● Study material
********************
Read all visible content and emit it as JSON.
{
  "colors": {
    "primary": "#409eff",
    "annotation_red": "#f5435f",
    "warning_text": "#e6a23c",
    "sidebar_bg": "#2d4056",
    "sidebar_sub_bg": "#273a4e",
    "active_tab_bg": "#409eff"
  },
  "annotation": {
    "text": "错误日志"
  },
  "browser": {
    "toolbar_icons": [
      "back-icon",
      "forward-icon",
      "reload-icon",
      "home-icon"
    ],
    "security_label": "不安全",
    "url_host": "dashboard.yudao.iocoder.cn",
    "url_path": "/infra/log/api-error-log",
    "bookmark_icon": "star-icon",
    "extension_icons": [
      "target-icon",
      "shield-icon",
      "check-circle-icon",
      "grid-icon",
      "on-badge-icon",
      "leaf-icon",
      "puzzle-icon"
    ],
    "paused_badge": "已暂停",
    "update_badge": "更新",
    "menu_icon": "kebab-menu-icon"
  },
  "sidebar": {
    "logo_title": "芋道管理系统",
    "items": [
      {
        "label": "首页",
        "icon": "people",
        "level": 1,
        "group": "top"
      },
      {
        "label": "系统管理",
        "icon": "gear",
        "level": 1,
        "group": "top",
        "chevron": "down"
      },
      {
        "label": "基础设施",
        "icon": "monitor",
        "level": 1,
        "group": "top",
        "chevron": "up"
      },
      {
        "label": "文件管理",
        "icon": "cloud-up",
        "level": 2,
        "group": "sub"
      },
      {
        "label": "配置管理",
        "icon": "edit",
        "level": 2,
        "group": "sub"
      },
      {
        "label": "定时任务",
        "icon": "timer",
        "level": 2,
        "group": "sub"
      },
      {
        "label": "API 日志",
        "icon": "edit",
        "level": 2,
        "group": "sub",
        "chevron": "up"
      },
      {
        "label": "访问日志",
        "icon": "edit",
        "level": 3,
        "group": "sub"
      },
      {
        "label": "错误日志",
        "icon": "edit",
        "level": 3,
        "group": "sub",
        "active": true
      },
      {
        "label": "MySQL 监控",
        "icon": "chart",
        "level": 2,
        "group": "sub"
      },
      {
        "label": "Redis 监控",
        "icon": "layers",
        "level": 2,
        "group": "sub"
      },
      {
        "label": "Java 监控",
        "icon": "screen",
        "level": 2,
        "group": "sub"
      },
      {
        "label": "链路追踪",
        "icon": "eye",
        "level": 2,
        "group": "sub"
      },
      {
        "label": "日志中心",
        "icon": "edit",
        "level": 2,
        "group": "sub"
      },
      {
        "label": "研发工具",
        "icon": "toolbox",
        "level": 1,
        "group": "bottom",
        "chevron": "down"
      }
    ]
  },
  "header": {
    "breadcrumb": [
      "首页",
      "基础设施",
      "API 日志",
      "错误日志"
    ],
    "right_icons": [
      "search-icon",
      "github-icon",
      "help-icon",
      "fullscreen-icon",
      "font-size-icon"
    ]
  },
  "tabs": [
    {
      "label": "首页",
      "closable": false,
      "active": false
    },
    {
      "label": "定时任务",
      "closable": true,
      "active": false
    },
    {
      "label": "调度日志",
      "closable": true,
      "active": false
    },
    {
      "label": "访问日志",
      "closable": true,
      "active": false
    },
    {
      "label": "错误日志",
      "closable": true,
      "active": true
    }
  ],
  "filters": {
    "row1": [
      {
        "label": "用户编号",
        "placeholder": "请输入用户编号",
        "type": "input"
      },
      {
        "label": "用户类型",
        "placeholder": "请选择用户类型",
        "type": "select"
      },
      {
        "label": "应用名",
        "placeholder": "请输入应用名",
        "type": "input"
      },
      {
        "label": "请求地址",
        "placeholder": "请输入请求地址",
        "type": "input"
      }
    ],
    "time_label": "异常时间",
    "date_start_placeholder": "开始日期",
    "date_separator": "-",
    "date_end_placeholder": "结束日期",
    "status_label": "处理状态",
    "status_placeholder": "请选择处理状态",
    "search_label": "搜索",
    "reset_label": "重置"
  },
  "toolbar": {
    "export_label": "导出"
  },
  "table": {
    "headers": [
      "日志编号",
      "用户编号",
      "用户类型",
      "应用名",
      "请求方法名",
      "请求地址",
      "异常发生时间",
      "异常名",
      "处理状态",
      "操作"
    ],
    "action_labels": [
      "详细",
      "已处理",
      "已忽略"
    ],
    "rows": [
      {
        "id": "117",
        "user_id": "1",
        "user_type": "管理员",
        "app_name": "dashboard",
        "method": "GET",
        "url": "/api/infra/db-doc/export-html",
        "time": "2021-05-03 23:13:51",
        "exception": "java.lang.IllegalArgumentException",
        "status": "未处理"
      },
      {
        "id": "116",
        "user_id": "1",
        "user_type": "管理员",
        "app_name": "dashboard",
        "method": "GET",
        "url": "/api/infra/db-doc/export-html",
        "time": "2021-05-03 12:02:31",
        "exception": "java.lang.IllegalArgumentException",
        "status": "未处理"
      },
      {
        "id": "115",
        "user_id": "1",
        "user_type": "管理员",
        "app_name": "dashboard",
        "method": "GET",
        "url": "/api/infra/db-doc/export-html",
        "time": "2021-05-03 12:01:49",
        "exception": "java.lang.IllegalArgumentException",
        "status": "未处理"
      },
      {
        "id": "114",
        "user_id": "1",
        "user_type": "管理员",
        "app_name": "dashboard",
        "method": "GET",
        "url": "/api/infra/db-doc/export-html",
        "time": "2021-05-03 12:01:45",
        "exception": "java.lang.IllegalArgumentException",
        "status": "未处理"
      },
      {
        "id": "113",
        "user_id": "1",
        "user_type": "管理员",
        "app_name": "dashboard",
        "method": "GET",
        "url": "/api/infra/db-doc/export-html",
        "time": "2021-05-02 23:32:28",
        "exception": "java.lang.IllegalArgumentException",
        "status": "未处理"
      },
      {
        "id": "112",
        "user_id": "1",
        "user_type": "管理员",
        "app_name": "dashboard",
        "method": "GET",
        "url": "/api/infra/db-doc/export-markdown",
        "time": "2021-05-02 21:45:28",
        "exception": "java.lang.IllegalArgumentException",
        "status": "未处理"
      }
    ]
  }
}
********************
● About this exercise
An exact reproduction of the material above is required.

● Reply to the exercise
Read all visible content and emit it as JSON.
{
  "colors": {
    "primary": "#409eff",
    "annotation_red": "#f5435f",
    "warning_text": "#e6a23c",
    "sidebar_bg": "#2d4056",
    "sidebar_sub_bg": "#273a4e",
    "active_tab_bg": "#409eff"
  },
  "annotation": {
    "text": "错误日志"
  },
  "browser": {
    "toolbar_icons": [
      "back-icon",
      "forward-icon",
      "reload-icon",
      "home-icon"
    ],
    "security_label": "不安全",
    "url_host": "dashboard.yudao.iocoder.cn",
    "url_path": "/infra/log/api-error-log",
    "bookmark_icon": "star-icon",
    "extension_icons": [
      "target-icon",
      "shield-icon",
      "check-circle-icon",
      "grid-icon",
      "on-badge-icon",
      "leaf-icon",
      "puzzle-icon"
    ],
    "paused_badge": "已暂停",
    "update_badge": "更新",
    "menu_icon": "kebab-menu-icon"
  },
  "sidebar": {
    "logo_title": "芋道管理系统",
    "items": [
      {
        "label": "首页",
        "icon": "people",
        "level": 1,
        "group": "top"
      },
      {
        "label": "系统管理",
        "icon": "gear",
        "level": 1,
        "group": "top",
        "chevron": "down"
      },
      {
        "label": "基础设施",
        "icon": "monitor",
        "level": 1,
        "group": "top",
        "chevron": "up"
      },
      {
        "label": "文件管理",
        "icon": "cloud-up",
        "level": 2,
        "group": "sub"
      },
      {
        "label": "配置管理",
        "icon": "edit",
        "level": 2,
        "group": "sub"
      },
      {
        "label": "定时任务",
        "icon": "timer",
        "level": 2,
        "group": "sub"
      },
      {
        "label": "API 日志",
        "icon": "edit",
        "level": 2,
        "group": "sub",
        "chevron": "up"
      },
      {
        "label": "访问日志",
        "icon": "edit",
        "level": 3,
        "group": "sub"
      },
      {
        "label": "错误日志",
        "icon": "edit",
        "level": 3,
        "group": "sub",
        "active": true
      },
      {
        "label": "MySQL 监控",
        "icon": "chart",
        "level": 2,
        "group": "sub"
      },
      {
        "label": "Redis 监控",
        "icon": "layers",
        "level": 2,
        "group": "sub"
      },
      {
        "label": "Java 监控",
        "icon": "screen",
        "level": 2,
        "group": "sub"
      },
      {
        "label": "链路追踪",
        "icon": "eye",
        "level": 2,
        "group": "sub"
      },
      {
        "label": "日志中心",
        "icon": "edit",
        "level": 2,
        "group": "sub"
      },
      {
        "label": "研发工具",
        "icon": "toolbox",
        "level": 1,
        "group": "bottom",
        "chevron": "down"
      }
    ]
  },
  "header": {
    "breadcrumb": [
      "首页",
      "基础设施",
      "API 日志",
      "错误日志"
    ],
    "right_icons": [
      "search-icon",
      "github-icon",
      "help-icon",
      "fullscreen-icon",
      "font-size-icon"
    ]
  },
  "tabs": [
    {
      "label": "首页",
      "closable": false,
      "active": false
    },
    {
      "label": "定时任务",
      "closable": true,
      "active": false
    },
    {
      "label": "调度日志",
      "closable": true,
      "active": false
    },
    {
      "label": "访问日志",
      "closable": true,
      "active": false
    },
    {
      "label": "错误日志",
      "closable": true,
      "active": true
    }
  ],
  "filters": {
    "row1": [
      {
        "label": "用户编号",
        "placeholder": "请输入用户编号",
        "type": "input"
      },
      {
        "label": "用户类型",
        "placeholder": "请选择用户类型",
        "type": "select"
      },
      {
        "label": "应用名",
        "placeholder": "请输入应用名",
        "type": "input"
      },
      {
        "label": "请求地址",
        "placeholder": "请输入请求地址",
        "type": "input"
      }
    ],
    "time_label": "异常时间",
    "date_start_placeholder": "开始日期",
    "date_separator": "-",
    "date_end_placeholder": "结束日期",
    "status_label": "处理状态",
    "status_placeholder": "请选择处理状态",
    "search_label": "搜索",
    "reset_label": "重置"
  },
  "toolbar": {
    "export_label": "导出"
  },
  "table": {
    "headers": [
      "日志编号",
      "用户编号",
      "用户类型",
      "应用名",
      "请求方法名",
      "请求地址",
      "异常发生时间",
      "异常名",
      "处理状态",
      "操作"
    ],
    "action_labels": [
      "详细",
      "已处理",
      "已忽略"
    ],
    "rows": [
      {
        "id": "117",
        "user_id": "1",
        "user_type": "管理员",
        "app_name": "dashboard",
        "method": "GET",
        "url": "/api/infra/db-doc/export-html",
        "time": "2021-05-03 23:13:51",
        "exception": "java.lang.IllegalArgumentException",
        "status": "未处理"
      },
      {
        "id": "116",
        "user_id": "1",
        "user_type": "管理员",
        "app_name": "dashboard",
        "method": "GET",
        "url": "/api/infra/db-doc/export-html",
        "time": "2021-05-03 12:02:31",
        "exception": "java.lang.IllegalArgumentException",
        "status": "未处理"
      },
      {
        "id": "115",
        "user_id": "1",
        "user_type": "管理员",
        "app_name": "dashboard",
        "method": "GET",
        "url": "/api/infra/db-doc/export-html",
        "time": "2021-05-03 12:01:49",
        "exception": "java.lang.IllegalArgumentException",
        "status": "未处理"
      },
      {
        "id": "114",
        "user_id": "1",
        "user_type": "管理员",
        "app_name": "dashboard",
        "method": "GET",
        "url": "/api/infra/db-doc/export-html",
        "time": "2021-05-03 12:01:45",
        "exception": "java.lang.IllegalArgumentException",
        "status": "未处理"
      },
      {
        "id": "113",
        "user_id": "1",
        "user_type": "管理员",
        "app_name": "dashboard",
        "method": "GET",
        "url": "/api/infra/db-doc/export-html",
        "time": "2021-05-02 23:32:28",
        "exception": "java.lang.IllegalArgumentException",
        "status": "未处理"
      },
      {
        "id": "112",
        "user_id": "1",
        "user_type": "管理员",
        "app_name": "dashboard",
        "method": "GET",
        "url": "/api/infra/db-doc/export-markdown",
        "time": "2021-05-02 21:45:28",
        "exception": "java.lang.IllegalArgumentException",
        "status": "未处理"
      }
    ]
  }
}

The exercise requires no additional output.